1. A film gate unit comprising an aperture frame, a film guide confining the margins of a film strip but being recessed from the record portion of said strip, driving means for oscillating said frame and .said guide relative to each other, means resiliently associated with said guide for flattening said record portion during exposure against said aperture frame, and resilient means intermediate said guide and said driving means, said resilient means and said flattening means leaving said guide free to stop at varying distances from said frame irrespective of the relative positions of guide and driving means.
.2. In a motion picture machine, an aperture frame, a film guide having recessed film leaves continuously confining the margins of the film strip by permitting free progress of the record portions of the film, means for reciprocating said film guide towards and from said frame and means intermediate said confined margins and moving in synchronism with said reciprocating means for flattening the film during the exposure period.
3. A film gate unit comprising two film leaves with guide portions continuously eng in the film margins, forming recessed central portions permitting free progress of the film and a film leaf aperture, means for reciprocating said leaves from and into exposure position, cross rails in said leaves forming the transverse sides of said aperture, and means for removing said rails from the progressing film and for pressing them towards the film in the exposure position.
4. A film gate unit comprising a film guide having film leaves continuously confining the margins of the film and recessed away from the record area portions, means for intermittently moving said film strip through said guide, stationary means for registering the film, means for reciprocating said guide thereby engaging a film therein periodically with said registering means, and means associated with said guide for fiattening the film into the image plane without obstructing the record if said guide is in exposure position.
5. A film gate unit comprising two film leaves with aperture portions continuously engaging the film margins, having recessed center portions permitting free progress of the film and forming a film leaf aperture, means for reciprocating said leaves from and into exposure position, cross rails eccentrically journaled in said gate and having cams fixed thereto, resilient means tendfrom the leaf aperture in the non-exposure position.

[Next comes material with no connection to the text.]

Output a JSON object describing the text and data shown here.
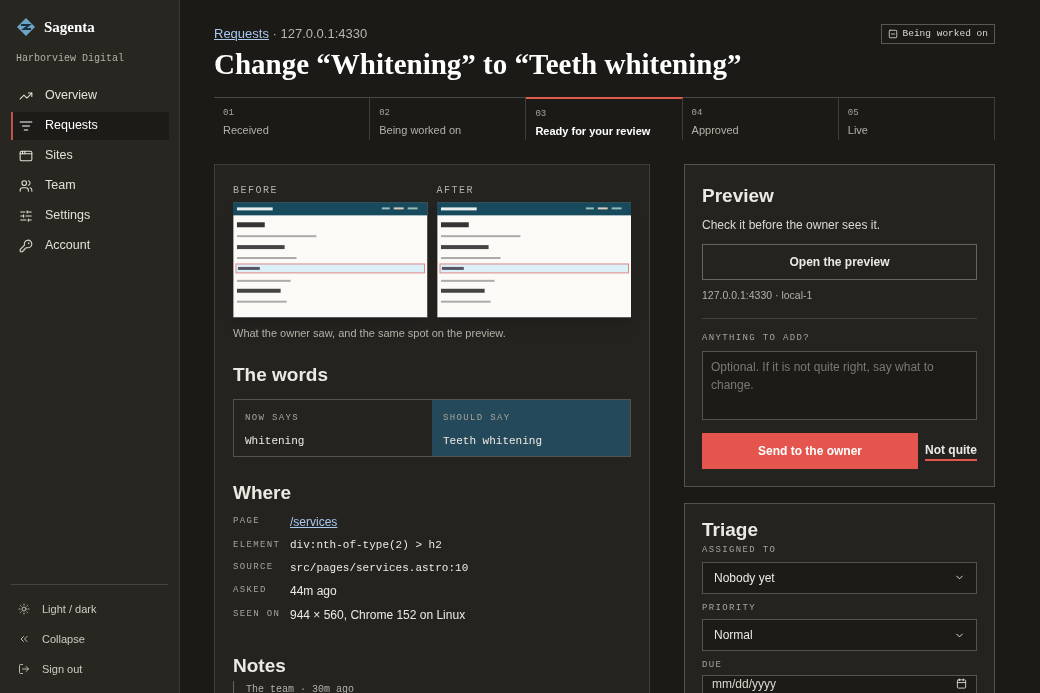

6. A film gate unit comprising an aperture frame, a film guide continuously confining the film strip margins but recessed from the record portion of the film, actuating means for oscillating said guide, a resilient member interposed between said actuating means and said guide, and means resiliently contacting during exposure with the transverse film picture margins, said resilient member and said contacting means flattening said film during exposure by pressing the film picture margins against said aperture frame.
'7. A film gate unit comprising a frame having an aperture, film guiding means continuously engaging both longitudinal margins of the film record portion before said frame but being recessed from said record portion, means for pressing during the exposure period the transverse picture margins of said film against said frame while leaving said aperture unobstructed and means for withdrawing said pressure means from said film during its progress in said guiding means.

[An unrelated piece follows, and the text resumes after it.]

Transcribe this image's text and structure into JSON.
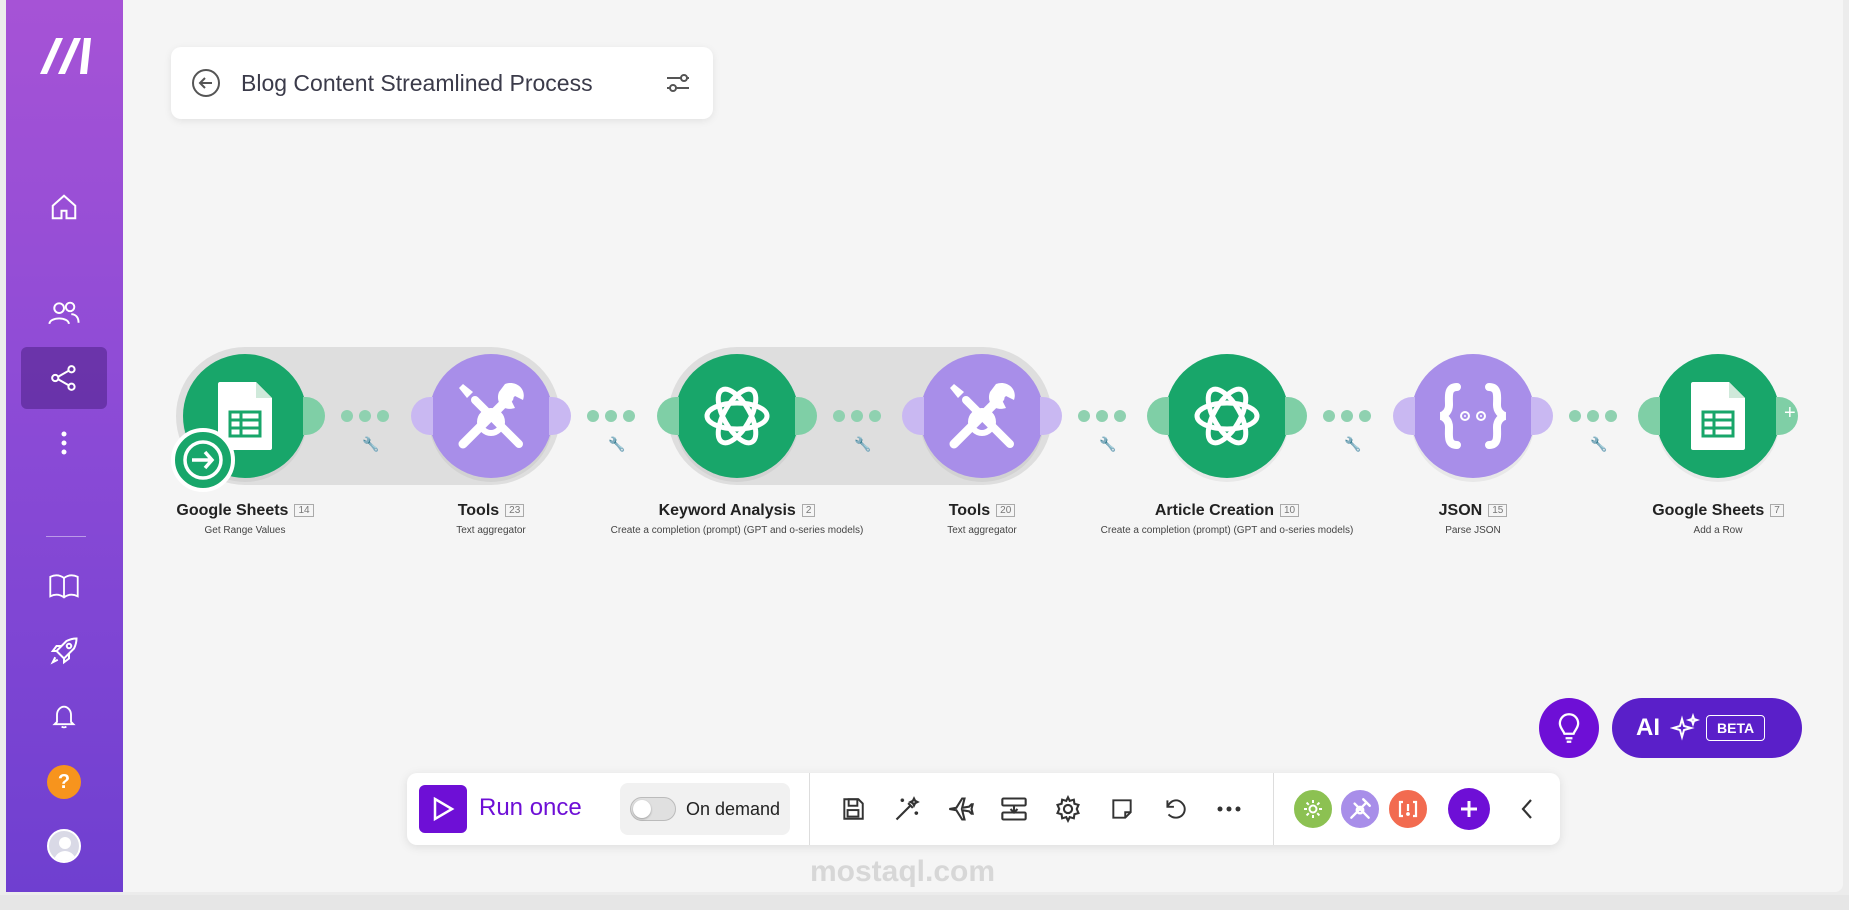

8. In a motion picture machine, film guiding means continuously confining both longitudinal margins of the record portion of a film strip, means for moving a film through said guiding means, means for substantially confining the transverse margins on both sides of said portion in the exposure position thereof, and means connected with said moving means for releasing both sides of said portion during its progress through said guiding means.
MALCOLM H. AMES.